In this case, cesarean section (C/S) was performed for fetal bradycardia of unknown origin. Retroperitoneal hematoma was found intraoperatively and turned out to be caused by the rupture of a RAA. This case was rare and unique, in that RAA rupture in a pregnant woman was the cause of prolonged hypotension and retroperitoneal hematoma. Fetal bradycardia likely resulted from blood loss and decreased perfusion to the placenta.
The prevalence of visceral artery aneurysm (VAA) has been reported as 0.01–2% of the population [1, 2]. However, the number of undetected VAAs may be much larger, as VAAs are usually asymptomatic. VAAs can be found in the following locations: splenic artery, 60%; hepatic artery, 20–50%; superior mesenteric artery, 5.5–6%; celiac artery, 4%; gastric and gastroepiploic arteries, 4%; jejunal, ileal, and colic arteries, 3%; pancreaticoduodenal and pancreatic arteries, 2%; gastroduodenal artery, 1.5%; inferior mesenteric artery, < 1%; and renal artery, 0.01–0.09% [2, 3, 6]. Risk factors for rupture include hypertension, aneurysm size ≥ 2 cm, non-calcified aneurysm, and pregnancy . The mortality rates for maternal and fetal death due to VAA rupture are 70–75% and 90–95%, respectively. Since 24–45% of VAAs rupture during the last trimester and the early phase after delivery, these periods are particularly hazardous . Although RAA comprises approximately 0.01% of VAAs and only 32 cases have been reported over the past 20 years , over 50% of ruptured RAAs in patients under 40 years old are reportedly related to pregnancy .
Rupture of RAA likely caused lumbar and abdominal pain, but pressure from the gravid uterus limited the severity of hemorrhage, and the mother did not experience severe shock right away. After delivery, decreased pressure from the uterus caused an increase in hemorrhage from the ruptured RAA, leading to enlargement of the retroperitoneal hematoma and persistent hypotension despite transfusion and administration of IV fluids and vasopressors.
At the time of starting surgery, maternal hypotension and tachycardia were indicated to have resulted from hemorrhage. Thorough examination by US, not just of the uterus and placenta, could have detected RAA or retroperitoneal hematoma on arrival. However, continuous fetal bradycardia did not allow any delay in emergency C/S, so the origin was detected intraoperatively. Although preoperative US yielded no significant results, delivering the baby may have made the hematoma more prominent as uterine pressure on the origin of hemorrhage was released.

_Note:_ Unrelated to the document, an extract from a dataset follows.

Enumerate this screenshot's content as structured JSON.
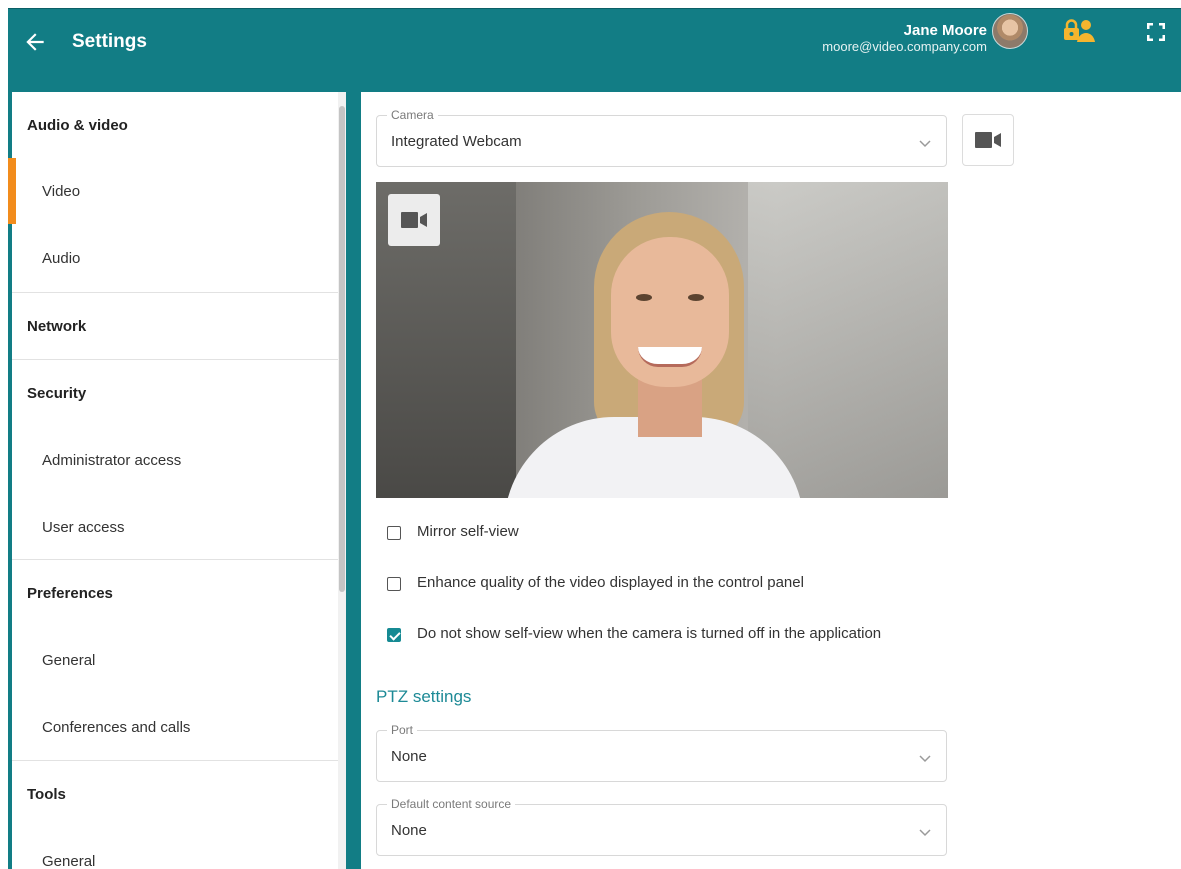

Dissection or aneurysm rupture during pregnancy is considered more likely to occur. Hemodynamic stresses and hormonal changes associated with pregnancy could lead to changes in arterial structure and integrity. Various theories have been suggested in terms of these changes. Some previous studies have referred to possibilities including increased outflow resistance of arteries due to the increase in circulating blood and compression by the gravid uterus, vasodilation induced by estrogen or nitric oxide (NO) , histological changes in reticulin fibers or elastic fibers, and changes in smooth muscle cells [8, 9]. Underlying diseases related to the formation of VAA include vasculitis, fibromuscular dysplasia, syphilis, hypertension, atherosclerosis, and trauma [2, 10]. Sjögren syndrome, as seen in this case, is not typically associated with VAA.
In conclusion, we reported a case of emergency cesarean section due to fetal bradycardia of unknown origin, which turned out to be caused by renal artery aneurysm rupture. Non-reassuring fetal status with maternal hypotension may reveal underlying retroperitoneal hemorrhage. Since preoperative US did not show placental abruption or uterine rupture in this case, other causes of non-reassuring fetal status should have been considered. Pregnancy increases the risk of VAA rupture, and several reports have described VAA rupture during the perinatal period. Rupture of the VAA should be considered when sudden-onset abdominal pain and acute hemodynamic changes are seen during pregnancy. When emergency C/S is indicated, the focus tends to be on delivering the fetus immediately, rather than finding the cause. However, rupture of aneurysms should not be forgotten.